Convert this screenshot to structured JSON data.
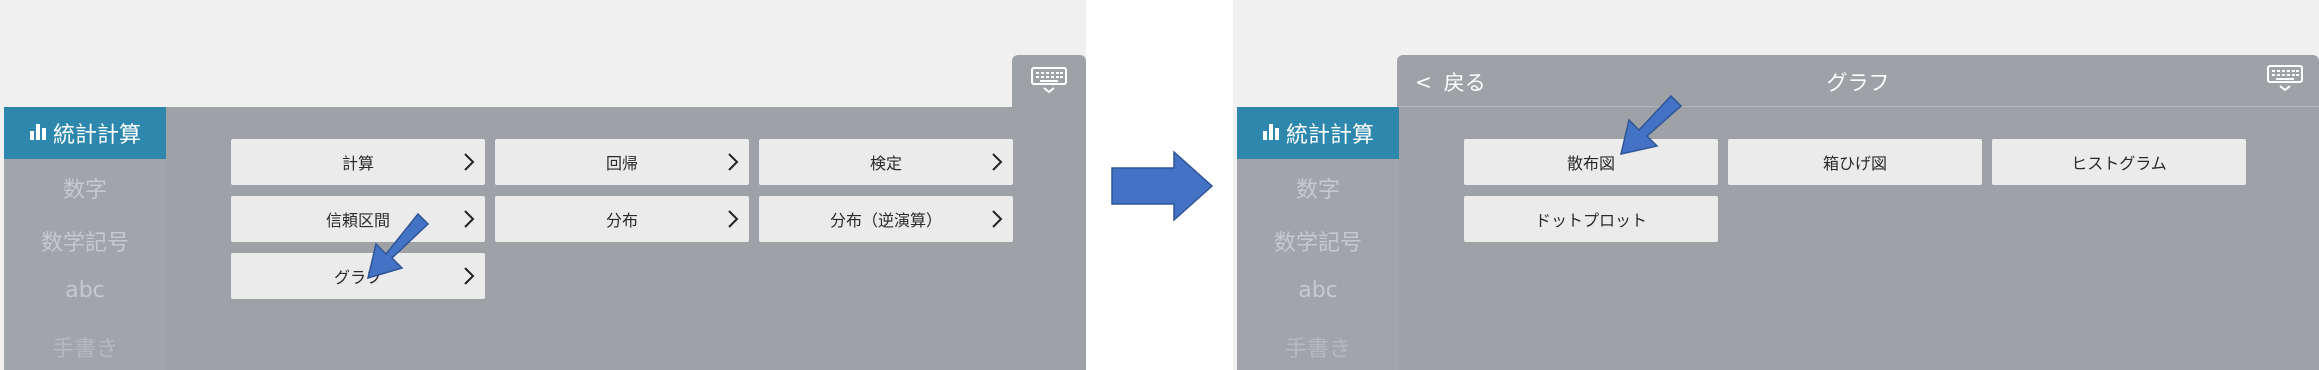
{
  "left": {
    "sidebar": {
      "active_label": "統計計算",
      "items": [
        "数字",
        "数学記号",
        "abc",
        "手書き"
      ]
    },
    "buttons": [
      "計算",
      "回帰",
      "検定",
      "信頼区間",
      "分布",
      "分布（逆演算）",
      "グラフ"
    ]
  },
  "right": {
    "header": {
      "back_label": "戻る",
      "title": "グラフ"
    },
    "sidebar": {
      "active_label": "統計計算",
      "items": [
        "数字",
        "数学記号",
        "abc",
        "手書き"
      ]
    },
    "buttons": [
      "散布図",
      "箱ひげ図",
      "ヒストグラム",
      "ドットプロット"
    ]
  },
  "colors": {
    "panel_gray": "#9ea1a6",
    "active_blue": "#2e88ad",
    "button_bg": "#ebebeb",
    "arrow_blue": "#4472c4"
  },
  "icons": [
    "keyboard-icon",
    "bar-chart-icon",
    "chevron-right-icon",
    "back-chevron-icon",
    "pointer-arrow",
    "transition-arrow"
  ]
}
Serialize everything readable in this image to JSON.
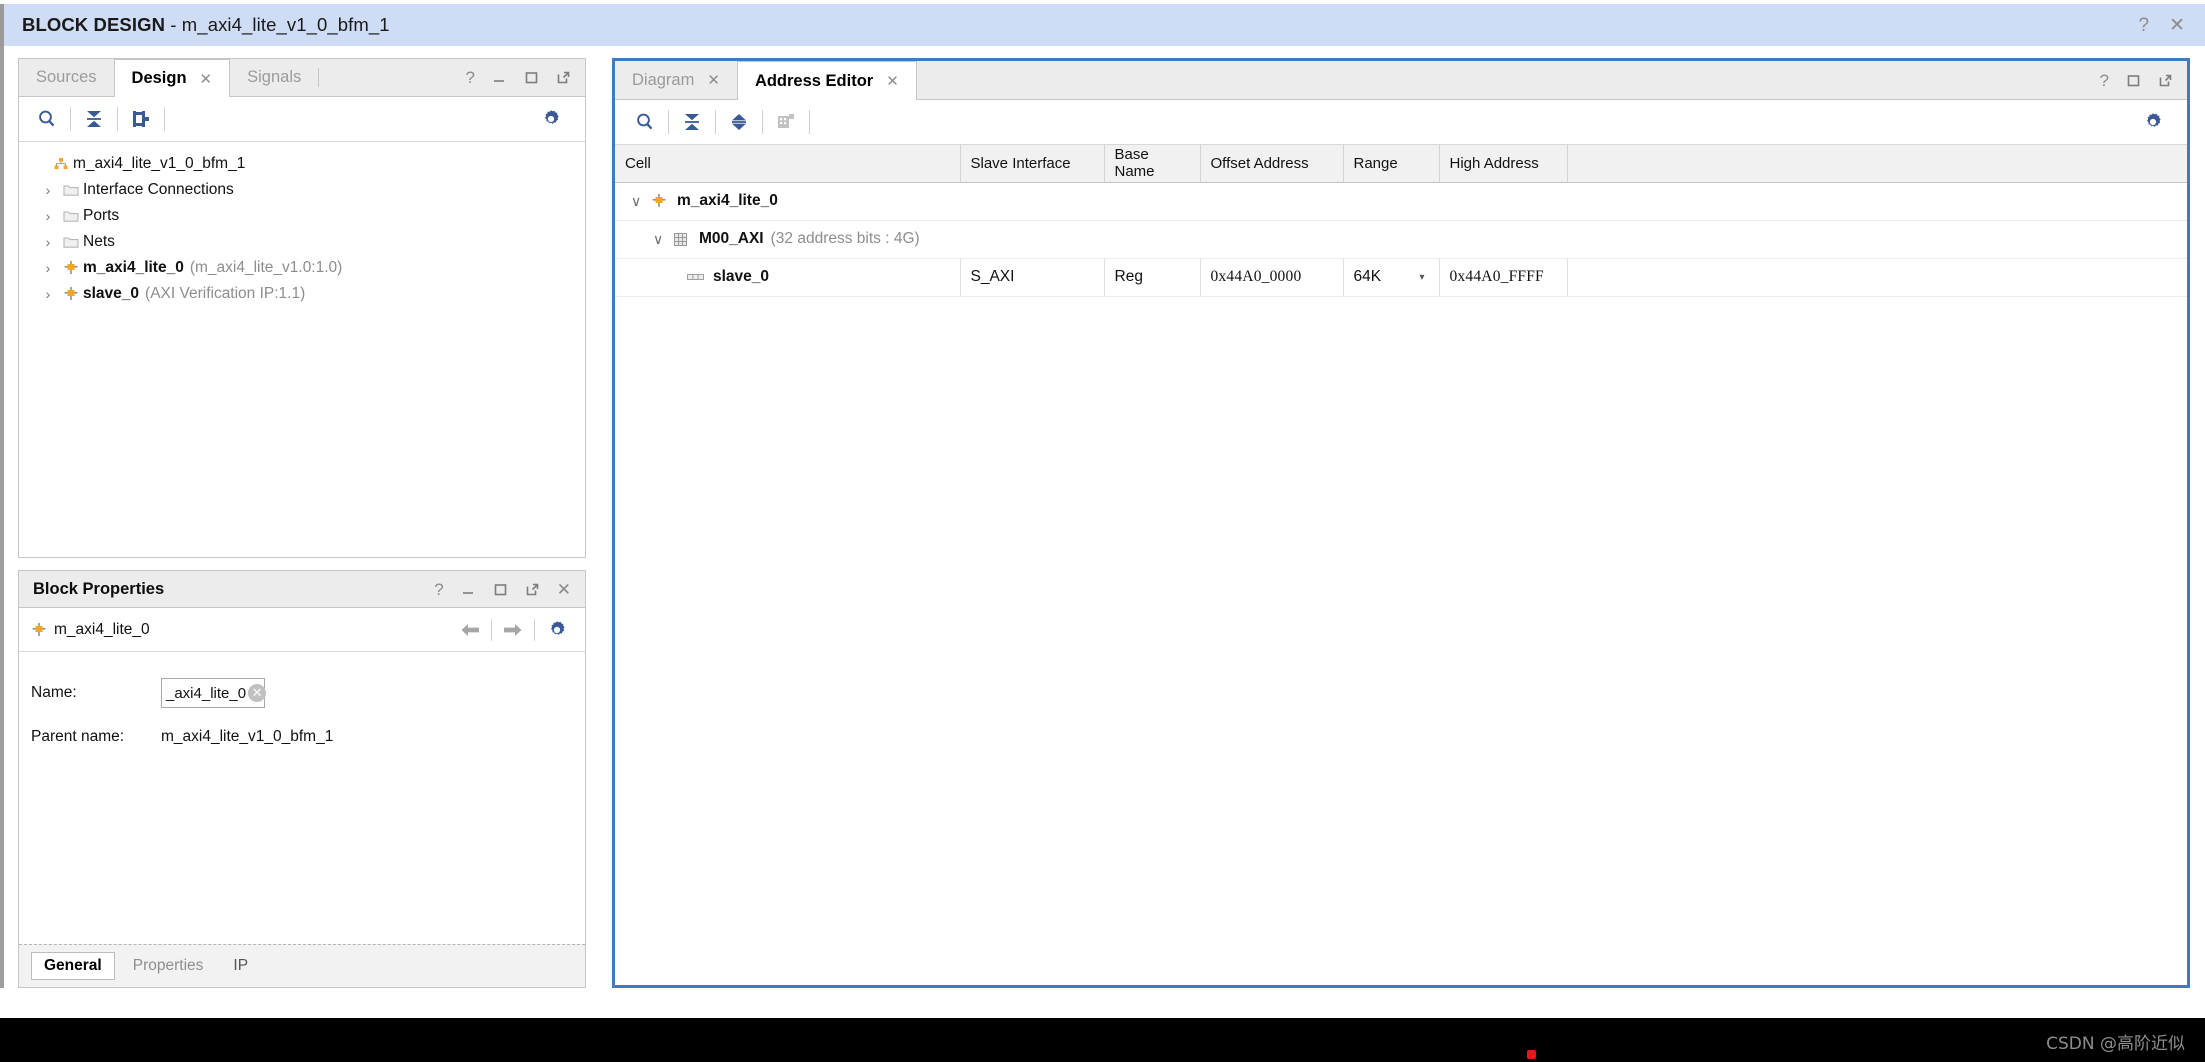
{
  "titlebar": {
    "prefix": "BLOCK DESIGN",
    "separator": " - ",
    "design_name": "m_axi4_lite_v1_0_bfm_1",
    "help_icon": "?",
    "close_icon": "✕"
  },
  "left_panel": {
    "tabs": [
      {
        "label": "Sources",
        "active": false,
        "closable": false
      },
      {
        "label": "Design",
        "active": true,
        "closable": true
      },
      {
        "label": "Signals",
        "active": false,
        "closable": false
      }
    ],
    "close_glyph": "✕",
    "header_controls": [
      "help-icon",
      "minimize-icon",
      "maximize-icon",
      "float-icon"
    ],
    "toolbar": [
      "search-icon",
      "collapse-all-icon",
      "hierarchy-icon",
      "settings-gear-icon"
    ],
    "tree": [
      {
        "label": "m_axi4_lite_v1_0_bfm_1",
        "sub": "",
        "indent": 0,
        "chevron": "",
        "icon": "block-design-icon"
      },
      {
        "label": "Interface Connections",
        "sub": "",
        "indent": 1,
        "chevron": "›",
        "icon": "folder-icon"
      },
      {
        "label": "Ports",
        "sub": "",
        "indent": 1,
        "chevron": "›",
        "icon": "folder-icon"
      },
      {
        "label": "Nets",
        "sub": "",
        "indent": 1,
        "chevron": "›",
        "icon": "folder-icon"
      },
      {
        "label": "m_axi4_lite_0",
        "sub": "(m_axi4_lite_v1.0:1.0)",
        "indent": 1,
        "chevron": "›",
        "icon": "ip-block-icon"
      },
      {
        "label": "slave_0",
        "sub": "(AXI Verification IP:1.1)",
        "indent": 1,
        "chevron": "›",
        "icon": "ip-block-icon"
      }
    ]
  },
  "block_properties": {
    "title": "Block Properties",
    "header_controls": [
      "help-icon",
      "minimize-icon",
      "maximize-icon",
      "float-icon",
      "close-icon"
    ],
    "selected_block": "m_axi4_lite_0",
    "nav": [
      "back-arrow-icon",
      "forward-arrow-icon",
      "settings-gear-icon"
    ],
    "fields": [
      {
        "label": "Name:",
        "value": "_axi4_lite_0",
        "editable": true,
        "clear_glyph": "✕"
      },
      {
        "label": "Parent name:",
        "value": "m_axi4_lite_v1_0_bfm_1",
        "editable": false
      }
    ],
    "tabs": [
      {
        "label": "General",
        "active": true
      },
      {
        "label": "Properties",
        "active": false
      },
      {
        "label": "IP",
        "active": false
      }
    ]
  },
  "right_panel": {
    "tabs": [
      {
        "label": "Diagram",
        "active": false,
        "closable": true
      },
      {
        "label": "Address Editor",
        "active": true,
        "closable": true
      }
    ],
    "close_glyph": "✕",
    "header_controls": [
      "help-icon",
      "maximize-icon",
      "float-icon"
    ],
    "toolbar": [
      "search-icon",
      "collapse-all-icon",
      "expand-all-icon",
      "auto-assign-icon",
      "settings-gear-icon"
    ],
    "focus_border_color": "#4478c0",
    "table": {
      "columns": [
        "Cell",
        "Slave Interface",
        "Base Name",
        "Offset Address",
        "Range",
        "High Address"
      ],
      "rows": [
        {
          "type": "master",
          "indent": 1,
          "chevron": "∨",
          "icon": "ip-block-icon",
          "cell": "m_axi4_lite_0",
          "cell_note": "",
          "slave_interface": "",
          "base_name": "",
          "offset_address": "",
          "range": "",
          "high_address": ""
        },
        {
          "type": "interface",
          "indent": 2,
          "chevron": "∨",
          "icon": "address-space-icon",
          "cell": "M00_AXI",
          "cell_note": "(32 address bits : 4G)",
          "slave_interface": "",
          "base_name": "",
          "offset_address": "",
          "range": "",
          "high_address": ""
        },
        {
          "type": "segment",
          "indent": 3,
          "chevron": "",
          "icon": "segment-icon",
          "cell": "slave_0",
          "cell_note": "",
          "slave_interface": "S_AXI",
          "base_name": "Reg",
          "offset_address": "0x44A0_0000",
          "range": "64K",
          "range_dropdown": "▾",
          "high_address": "0x44A0_FFFF"
        }
      ]
    }
  },
  "footer": {
    "watermark": "CSDN @高阶近似"
  },
  "colors": {
    "title_bg": "#cfdcf5",
    "focus_blue": "#4478c0",
    "icon_blue": "#3a5a96",
    "ip_orange": "#f5a623",
    "link_blue": "#2222dd",
    "panel_gray": "#ececec"
  }
}
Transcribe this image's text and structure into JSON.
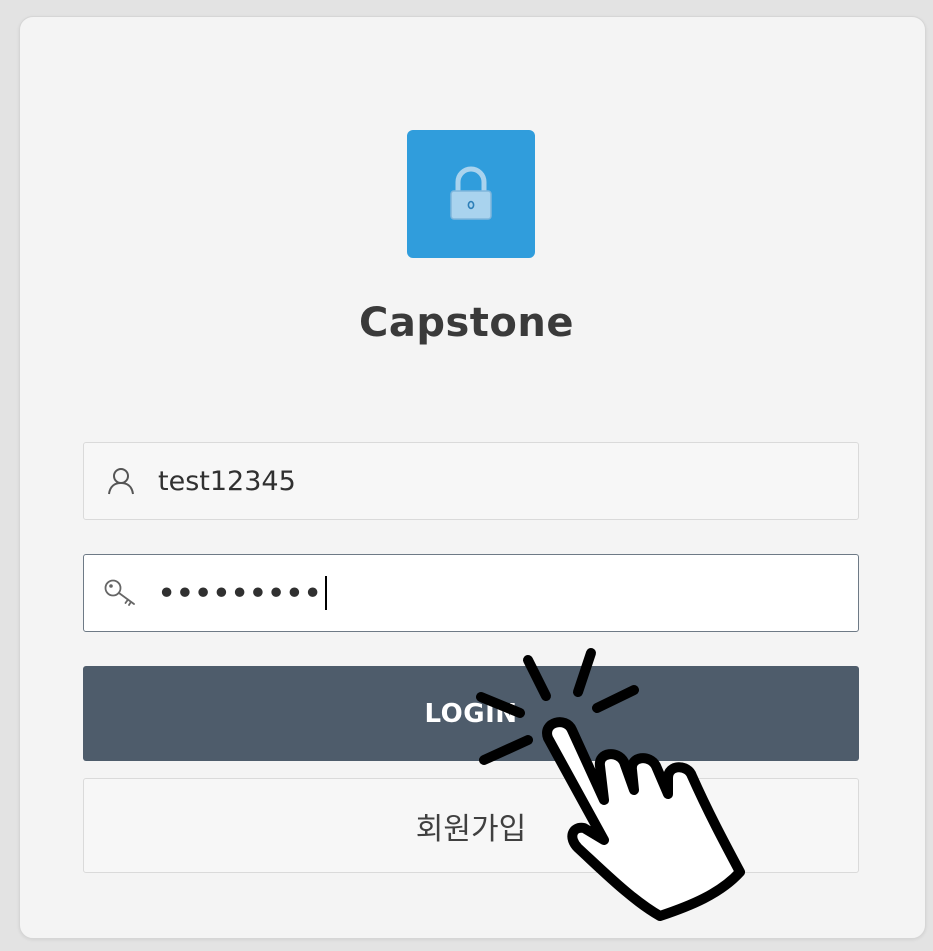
{
  "app": {
    "title": "Capstone"
  },
  "logo": {
    "icon": "lock-icon",
    "tile_color": "#309ddc"
  },
  "login_form": {
    "username": {
      "icon": "user-icon",
      "value": "test12345"
    },
    "password": {
      "icon": "key-icon",
      "masked_value": "•••••••••"
    },
    "login_button": {
      "label": "LOGIN",
      "color": "#4e5c6b"
    },
    "signup_button": {
      "label": "회원가입"
    }
  },
  "overlay": {
    "icon": "tap-hand-icon"
  }
}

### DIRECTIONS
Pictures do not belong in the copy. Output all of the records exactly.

### REPLY
Convert this screenshot to structured JSON data.
{
  "left": {
    "sidebar": {
      "active_label": "統計計算",
      "items": [
        "数字",
        "数学記号",
        "abc",
        "手書き"
      ]
    },
    "buttons": [
      "計算",
      "回帰",
      "検定",
      "信頼区間",
      "分布",
      "分布（逆演算）",
      "グラフ"
    ]
  },
  "right": {
    "header": {
      "back_label": "戻る",
      "title": "グラフ"
    },
    "sidebar": {
      "active_label": "統計計算",
      "items": [
        "数字",
        "数学記号",
        "abc",
        "手書き"
      ]
    },
    "buttons": [
      "散布図",
      "箱ひげ図",
      "ヒストグラム",
      "ドットプロット"
    ]
  },
  "colors": {
    "panel_gray": "#9ea1a6",
    "active_blue": "#2e88ad",
    "button_bg": "#ebebeb",
    "arrow_blue": "#4472c4"
  },
  "icons": [
    "keyboard-icon",
    "bar-chart-icon",
    "chevron-right-icon",
    "back-chevron-icon",
    "pointer-arrow",
    "transition-arrow"
  ]
}
Serialize everything readable in this image to JSON.
{
  "titlebar": {
    "prefix": "BLOCK DESIGN",
    "separator": " - ",
    "design_name": "m_axi4_lite_v1_0_bfm_1",
    "help_icon": "?",
    "close_icon": "✕"
  },
  "left_panel": {
    "tabs": [
      {
        "label": "Sources",
        "active": false,
        "closable": false
      },
      {
        "label": "Design",
        "active": true,
        "closable": true
      },
      {
        "label": "Signals",
        "active": false,
        "closable": false
      }
    ],
    "close_glyph": "✕",
    "header_controls": [
      "help-icon",
      "minimize-icon",
      "maximize-icon",
      "float-icon"
    ],
    "toolbar": [
      "search-icon",
      "collapse-all-icon",
      "hierarchy-icon",
      "settings-gear-icon"
    ],
    "tree": [
      {
        "label": "m_axi4_lite_v1_0_bfm_1",
        "sub": "",
        "indent": 0,
        "chevron": "",
        "icon": "block-design-icon"
      },
      {
        "label": "Interface Connections",
        "sub": "",
        "indent": 1,
        "chevron": "›",
        "icon": "folder-icon"
      },
      {
        "label": "Ports",
        "sub": "",
        "indent": 1,
        "chevron": "›",
        "icon": "folder-icon"
      },
      {
        "label": "Nets",
        "sub": "",
        "indent": 1,
        "chevron": "›",
        "icon": "folder-icon"
      },
      {
        "label": "m_axi4_lite_0",
        "sub": "(m_axi4_lite_v1.0:1.0)",
        "indent": 1,
        "chevron": "›",
        "icon": "ip-block-icon"
      },
      {
        "label": "slave_0",
        "sub": "(AXI Verification IP:1.1)",
        "indent": 1,
        "chevron": "›",
        "icon": "ip-block-icon"
      }
    ]
  },
  "block_properties": {
    "title": "Block Properties",
    "header_controls": [
      "help-icon",
      "minimize-icon",
      "maximize-icon",
      "float-icon",
      "close-icon"
    ],
    "selected_block": "m_axi4_lite_0",
    "nav": [
      "back-arrow-icon",
      "forward-arrow-icon",
      "settings-gear-icon"
    ],
    "fields": [
      {
        "label": "Name:",
        "value": "_axi4_lite_0",
        "editable": true,
        "clear_glyph": "✕"
      },
      {
        "label": "Parent name:",
        "value": "m_axi4_lite_v1_0_bfm_1",
        "editable": false
      }
    ],
    "tabs": [
      {
        "label": "General",
        "active": true
      },
      {
        "label": "Properties",
        "active": false
      },
      {
        "label": "IP",
        "active": false
      }
    ]
  },
  "right_panel": {
    "tabs": [
      {
        "label": "Diagram",
        "active": false,
        "closable": true
      },
      {
        "label": "Address Editor",
        "active": true,
        "closable": true
      }
    ],
    "close_glyph": "✕",
    "header_controls": [
      "help-icon",
      "maximize-icon",
      "float-icon"
    ],
    "toolbar": [
      "search-icon",
      "collapse-all-icon",
      "expand-all-icon",
      "auto-assign-icon",
      "settings-gear-icon"
    ],
    "focus_border_color": "#4478c0",
    "table": {
      "columns": [
        "Cell",
        "Slave Interface",
        "Base Name",
        "Offset Address",
        "Range",
        "High Address"
      ],
      "rows": [
        {
          "type": "master",
          "indent": 1,
          "chevron": "∨",
          "icon": "ip-block-icon",
          "cell": "m_axi4_lite_0",
          "cell_note": "",
          "slave_interface": "",
          "base_name": "",
          "offset_address": "",
          "range": "",
          "high_address": ""
        },
        {
          "type": "interface",
          "indent": 2,
          "chevron": "∨",
          "icon": "address-space-icon",
          "cell": "M00_AXI",
          "cell_note": "(32 address bits : 4G)",
          "slave_interface": "",
          "base_name": "",
          "offset_address": "",
          "range": "",
          "high_address": ""
        },
        {
          "type": "segment",
          "indent": 3,
          "chevron": "",
          "icon": "segment-icon",
          "cell": "slave_0",
          "cell_note": "",
          "slave_interface": "S_AXI",
          "base_name": "Reg",
          "offset_address": "0x44A0_0000",
          "range": "64K",
          "range_dropdown": "▾",
          "high_address": "0x44A0_FFFF"
        }
      ]
    }
  },
  "footer": {
    "watermark": "CSDN @高阶近似"
  },
  "colors": {
    "title_bg": "#cfdcf5",
    "focus_blue": "#4478c0",
    "icon_blue": "#3a5a96",
    "ip_orange": "#f5a623",
    "link_blue": "#2222dd",
    "panel_gray": "#ececec"
  }
}
Transcribe this image's text and structure into JSON.
{
  "app": {
    "title": "Capstone"
  },
  "logo": {
    "icon": "lock-icon",
    "tile_color": "#309ddc"
  },
  "login_form": {
    "username": {
      "icon": "user-icon",
      "value": "test12345"
    },
    "password": {
      "icon": "key-icon",
      "masked_value": "•••••••••"
    },
    "login_button": {
      "label": "LOGIN",
      "color": "#4e5c6b"
    },
    "signup_button": {
      "label": "회원가입"
    }
  },
  "overlay": {
    "icon": "tap-hand-icon"
  }
}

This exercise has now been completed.